*PROBLEM DETAILS*
If a line in the entries below includes "Litware", pick it out and copy it.

[Component data from apps and pages]
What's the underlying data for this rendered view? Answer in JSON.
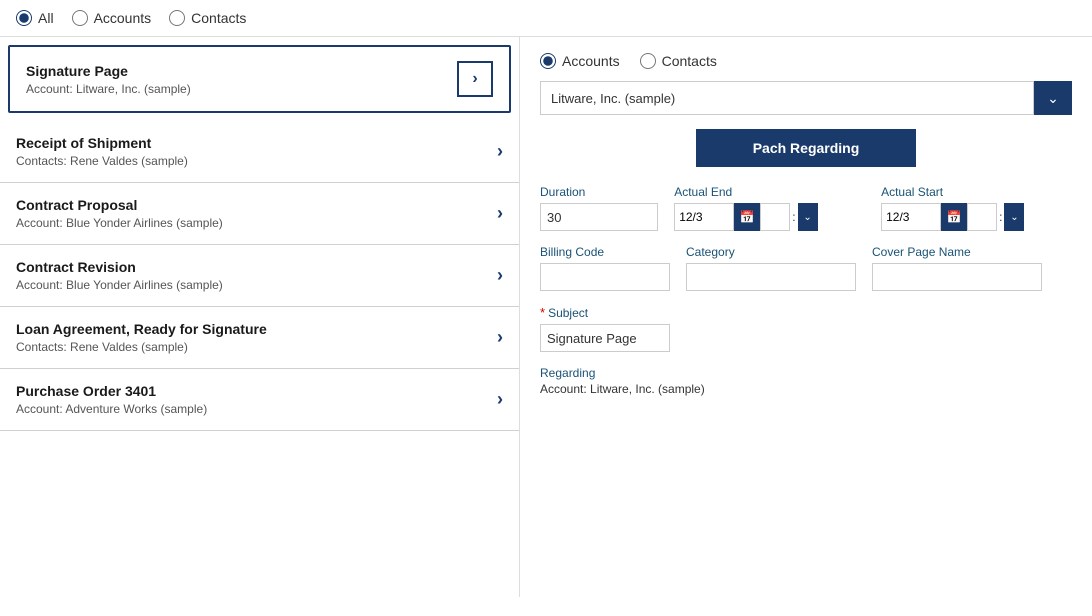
{
  "topBar": {
    "radioGroup": {
      "options": [
        {
          "id": "all",
          "label": "All",
          "checked": true
        },
        {
          "id": "accounts",
          "label": "Accounts",
          "checked": false
        },
        {
          "id": "contacts",
          "label": "Contacts",
          "checked": false
        }
      ]
    }
  },
  "leftPanel": {
    "items": [
      {
        "title": "Signature Page",
        "sub": "Account: Litware, Inc. (sample)",
        "selected": true
      },
      {
        "title": "Receipt of Shipment",
        "sub": "Contacts: Rene Valdes (sample)",
        "selected": false
      },
      {
        "title": "Contract Proposal",
        "sub": "Account: Blue Yonder Airlines (sample)",
        "selected": false
      },
      {
        "title": "Contract Revision",
        "sub": "Account: Blue Yonder Airlines (sample)",
        "selected": false
      },
      {
        "title": "Loan Agreement, Ready for Signature",
        "sub": "Contacts: Rene Valdes (sample)",
        "selected": false
      },
      {
        "title": "Purchase Order 3401",
        "sub": "Account: Adventure Works (sample)",
        "selected": false
      }
    ]
  },
  "rightPanel": {
    "radioGroup": {
      "options": [
        {
          "id": "r-accounts",
          "label": "Accounts",
          "checked": true
        },
        {
          "id": "r-contacts",
          "label": "Contacts",
          "checked": false
        }
      ]
    },
    "dropdown": {
      "value": "Litware, Inc. (sample)",
      "placeholder": "Litware, Inc. (sample)"
    },
    "patchButton": "Pach Regarding",
    "fields": {
      "durationLabel": "Duration",
      "durationValue": "30",
      "actualEndLabel": "Actual End",
      "actualEndDate": "12/3",
      "actualStartLabel": "Actual Start",
      "actualStartDate": "12/3",
      "billingCodeLabel": "Billing Code",
      "billingCodeValue": "",
      "categoryLabel": "Category",
      "categoryValue": "",
      "coverPageNameLabel": "Cover Page Name",
      "coverPageNameValue": "",
      "subjectLabel": "Subject",
      "subjectValue": "Signature Page",
      "regardingLabel": "Regarding",
      "regardingValue": "Account: Litware, Inc. (sample)"
    }
  }
}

*RESULT*
        "sub": "Account: Litware, Inc. (sample)",
      "value": "Litware, Inc. (sample)",
      "placeholder": "Litware, Inc. (sample)"
      "regardingValue": "Account: Litware, Inc. (sample)"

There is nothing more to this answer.